Your chapter is growing older. You say you want to recruit younger members – but do you really?

Many people in their 20's and 30s hear your desire to have younger adults involved – but don't see what they need in you chapter.
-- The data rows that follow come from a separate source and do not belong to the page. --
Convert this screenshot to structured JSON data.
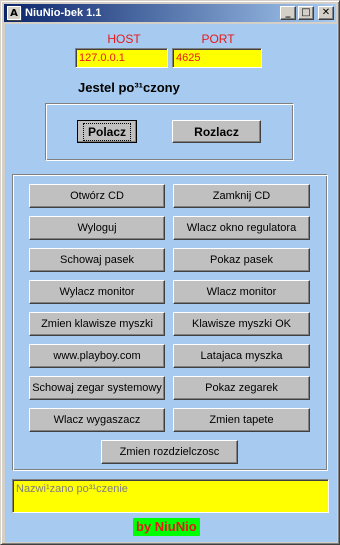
{
  "window": {
    "title": "NiuNio-bek 1.1",
    "icon_glyph": "A",
    "controls": {
      "minimize": "_",
      "maximize": "□",
      "close": "✕"
    }
  },
  "connection": {
    "host_label": "HOST",
    "port_label": "PORT",
    "host_value": "127.0.0.1",
    "port_value": "4625",
    "status_text": "Jestel po³¹czony"
  },
  "connect_buttons": {
    "connect": "Polacz",
    "disconnect": "Rozlacz"
  },
  "actions": {
    "open_cd": "Otwórz CD",
    "close_cd": "Zamknij CD",
    "logout": "Wyloguj",
    "volume_window": "Wlacz okno regulatora",
    "hide_taskbar": "Schowaj pasek",
    "show_taskbar": "Pokaz pasek",
    "monitor_off": "Wylacz monitor",
    "monitor_on": "Wlacz monitor",
    "swap_mouse": "Zmien klawisze myszki",
    "mouse_ok": "Klawisze myszki OK",
    "website": "www.playboy.com",
    "flying_mouse": "Latajaca myszka",
    "hide_clock": "Schowaj zegar systemowy",
    "show_clock": "Pokaz zegarek",
    "screensaver": "Wlacz wygaszacz",
    "wallpaper": "Zmien tapete",
    "resolution": "Zmien rozdzielczosc"
  },
  "message": "Nazwi¹zano po³¹czenie",
  "signature": "by NiuNio",
  "colors": {
    "client_bg": "#a6caf0",
    "field_bg": "#ffff00",
    "label_red": "#e8181c",
    "signature_bg": "#00ff00"
  }
}
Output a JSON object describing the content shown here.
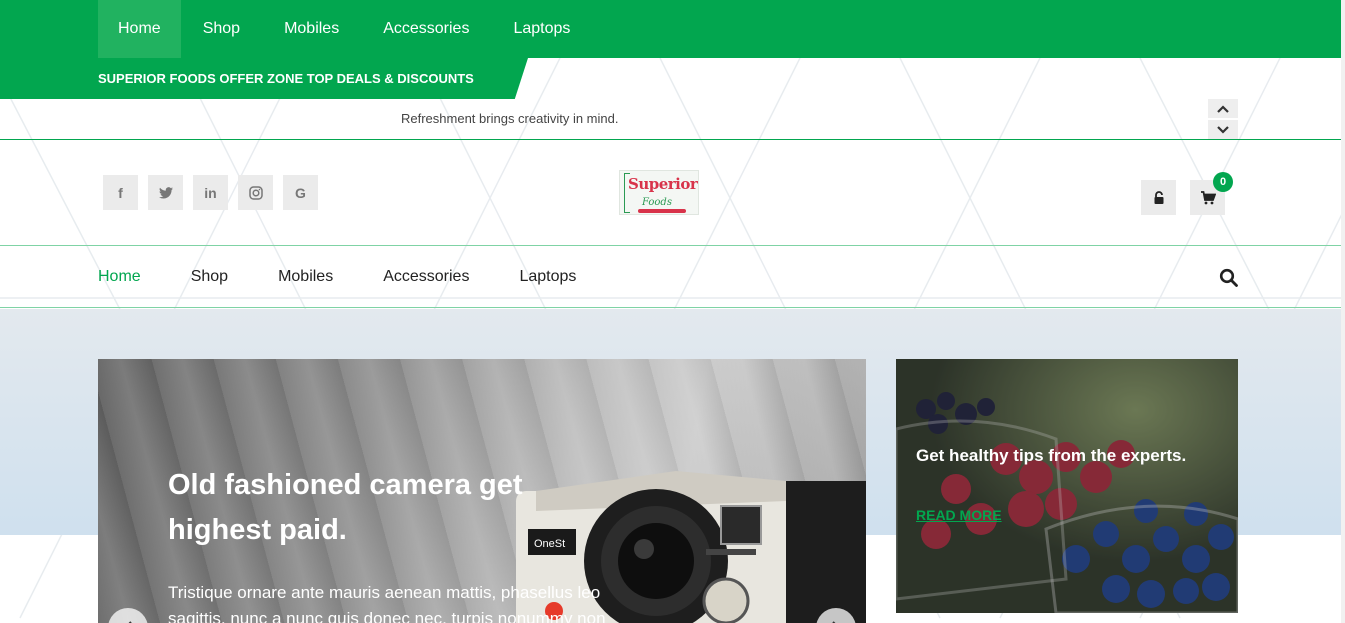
{
  "top_nav": {
    "items": [
      {
        "label": "Home",
        "active": true
      },
      {
        "label": "Shop"
      },
      {
        "label": "Mobiles"
      },
      {
        "label": "Accessories"
      },
      {
        "label": "Laptops"
      }
    ]
  },
  "ticker": {
    "label": "SUPERIOR FOODS OFFER ZONE TOP DEALS & DISCOUNTS",
    "text": "Refreshment brings creativity in mind.",
    "up_icon": "chevron-up-icon",
    "down_icon": "chevron-down-icon"
  },
  "header": {
    "social": [
      {
        "icon": "facebook-icon",
        "glyph": "f"
      },
      {
        "icon": "twitter-icon",
        "glyph": "t"
      },
      {
        "icon": "linkedin-icon",
        "glyph": "in"
      },
      {
        "icon": "instagram-icon",
        "glyph": "◎"
      },
      {
        "icon": "google-icon",
        "glyph": "G"
      }
    ],
    "logo": {
      "text": "Superior",
      "sub": "Foods"
    },
    "login_icon": "unlock-icon",
    "cart_icon": "cart-icon",
    "cart_count": "0"
  },
  "main_nav": {
    "items": [
      {
        "label": "Home",
        "active": true
      },
      {
        "label": "Shop"
      },
      {
        "label": "Mobiles"
      },
      {
        "label": "Accessories"
      },
      {
        "label": "Laptops"
      }
    ],
    "search_icon": "search-icon"
  },
  "hero": {
    "title": "Old fashioned camera get highest paid.",
    "text": "Tristique ornare ante mauris aenean mattis, phasellus leo sagittis, nunc a nunc quis donec nec, turpis nonummy non",
    "camera_brand": "OneSt"
  },
  "side_card": {
    "title": "Get healthy tips from the experts.",
    "link": "READ MORE"
  },
  "colors": {
    "brand_green": "#02a64f",
    "nav_active": "#21b260"
  }
}
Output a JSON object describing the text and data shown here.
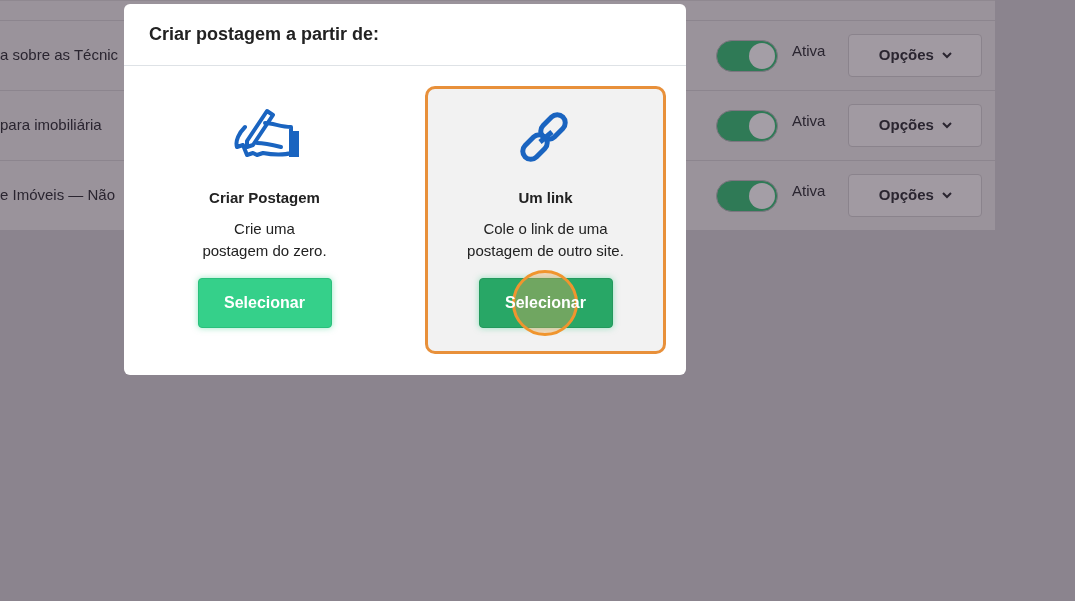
{
  "rows": [
    {
      "title": "a sobre as Técnic",
      "on": true,
      "status": "Ativa",
      "button": "Opções"
    },
    {
      "title": "para imobiliária",
      "on": true,
      "status": "Ativa",
      "button": "Opções"
    },
    {
      "title": "e Imóveis — Não",
      "on": true,
      "status": "Ativa",
      "button": "Opções"
    }
  ],
  "modal": {
    "title": "Criar postagem a partir de:",
    "options": [
      {
        "kind": "pen",
        "title": "Criar Postagem",
        "description": [
          "Crie uma",
          "postagem do zero."
        ],
        "button": "Selecionar",
        "selected": false,
        "clicked": false
      },
      {
        "kind": "link",
        "title": "Um link",
        "description": [
          "Cole o link de uma",
          "postagem de outro site."
        ],
        "button": "Selecionar",
        "selected": true,
        "clicked": true
      }
    ]
  }
}
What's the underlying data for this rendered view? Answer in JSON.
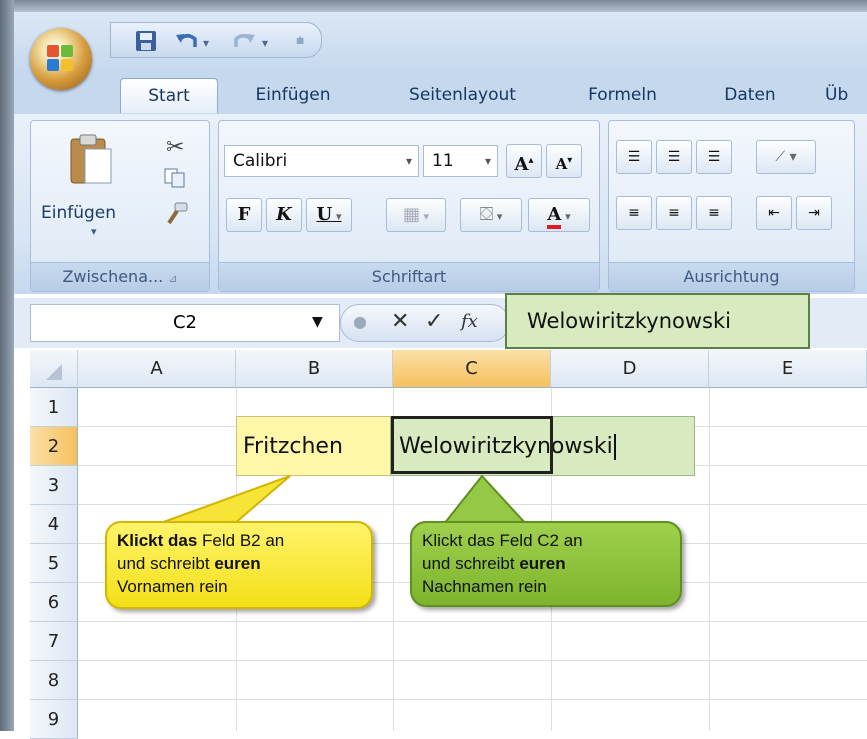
{
  "app": {
    "quick_access": [
      "save-icon",
      "undo-icon",
      "redo-icon",
      "customize-icon"
    ]
  },
  "tabs": [
    "Start",
    "Einfügen",
    "Seitenlayout",
    "Formeln",
    "Daten",
    "Üb"
  ],
  "ribbon": {
    "clipboard": {
      "paste_label": "Einfügen",
      "group_label": "Zwischena..."
    },
    "font": {
      "font_name": "Calibri",
      "font_size": "11",
      "bold": "F",
      "italic": "K",
      "underline": "U",
      "group_label": "Schriftart"
    },
    "alignment": {
      "group_label": "Ausrichtung"
    }
  },
  "formula_bar": {
    "name_box": "C2",
    "fx_label": "fx",
    "value": "Welowiritzkynowski"
  },
  "sheet": {
    "columns": [
      "A",
      "B",
      "C",
      "D",
      "E"
    ],
    "rows": [
      "1",
      "2",
      "3",
      "4",
      "5",
      "6",
      "7",
      "8",
      "9"
    ],
    "cells": {
      "B2": "Fritzchen",
      "C2": "Welowiritzkynowski"
    }
  },
  "callouts": {
    "yellow": {
      "line1_bold": "Klickt das",
      "line1_rest": " Feld B2 an",
      "line2_a": "und schreibt ",
      "line2_bold": "euren",
      "line3": "Vornamen rein"
    },
    "green": {
      "line1": "Klickt das Feld C2 an",
      "line2_a": "und schreibt ",
      "line2_bold": "euren",
      "line3": "Nachnamen rein"
    }
  },
  "colors": {
    "yellow_highlight": "#fff7a8",
    "green_highlight": "#d8ebc0",
    "selected_header": "#f6c05e"
  }
}
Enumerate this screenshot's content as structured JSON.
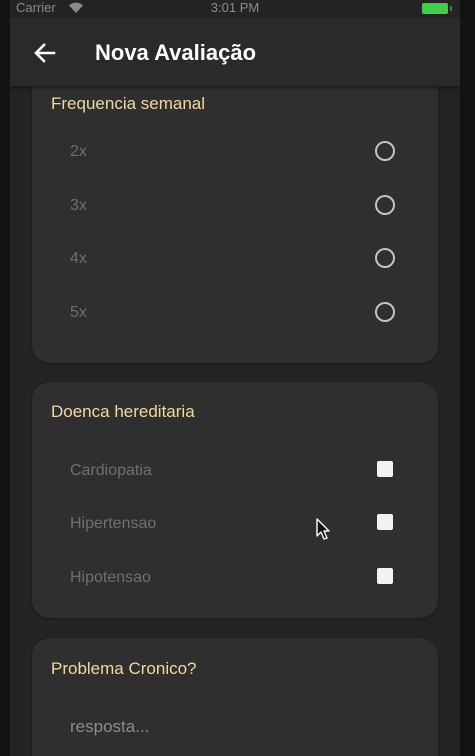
{
  "status_bar": {
    "carrier": "Carrier",
    "time": "3:01 PM",
    "wifi_icon": "wifi-icon",
    "battery_icon": "battery-icon",
    "battery_color": "#3ecf4a"
  },
  "app_bar": {
    "back_icon": "arrow-left-icon",
    "title": "Nova Avaliação"
  },
  "frequency": {
    "title": "Frequencia semanal",
    "options": [
      {
        "label": "2x",
        "selected": false
      },
      {
        "label": "3x",
        "selected": false
      },
      {
        "label": "4x",
        "selected": false
      },
      {
        "label": "5x",
        "selected": false
      }
    ]
  },
  "hereditary": {
    "title": "Doenca hereditaria",
    "options": [
      {
        "label": "Cardiopatia",
        "checked": false
      },
      {
        "label": "Hipertensao",
        "checked": false
      },
      {
        "label": "Hipotensao",
        "checked": false
      }
    ]
  },
  "chronic": {
    "title": "Problema Cronico?",
    "placeholder": "resposta..."
  },
  "colors": {
    "background": "#242424",
    "card": "#2f2f2f",
    "accent_title": "#f0d9a0",
    "option_text": "#6f6f6f"
  }
}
Here are six things you can do to make your chapter involvement more appealing to this age group:
  1. Make programs more relevant to younger members -- A lot of the programming they see is for the more advanced member. Younger members also need help with things such as leadership development, project management, and other skills necessary to advance in their careers.Make programs more interactive or hands-on.
  2. Why do they need to attend if all they are going to do is listen to someone read a Power Point presentation? -- They could just as easily read that information off a web site. Growing up, their formal education used a lot of cooperative learning, problem solving and other interactive strategies. Why does adult learning have to be so dry?
  3. Get younger adults involved ASAP. -- Younger adults have an action orientation. They don't want to wait several months to get involved. By that time, they will find another opportunity to give their time and attention.
  4. Make leadership opportunities accessible. -- By the time they are 30, many people are on a second or third career. Yet, frequently when they join a chapter they are expected to start back in the lowest level of the volunteer path – serving on a committee. In some local groups it takes 6-10 years to move through the chairs to be President. Many younger adults don't know if they will be in the same field or location in ten years – so why get involved?
  5. Be open to new ideas. -- Young adults were trained through school to problem solve and ask why. Sometimes when younger adults bring up ideas, they are often ignored or shot down by members. Just because they are young, doesn't mean they don't have good ideas.
  6. Be truly welcoming to younger members. -- I often here complaints that while chapters claim to want them as members, the younger members feel they are welcome to be part of the chapter – as long as they accept the way it's always been, don't ask questions, and do exactly what they are told to do.
Younger adults are the future of our chapters. We need to find ways to create a place they can call home within our organization. It may take some hard work and real change to pull it off, but how can we afford to not do it?

No comments: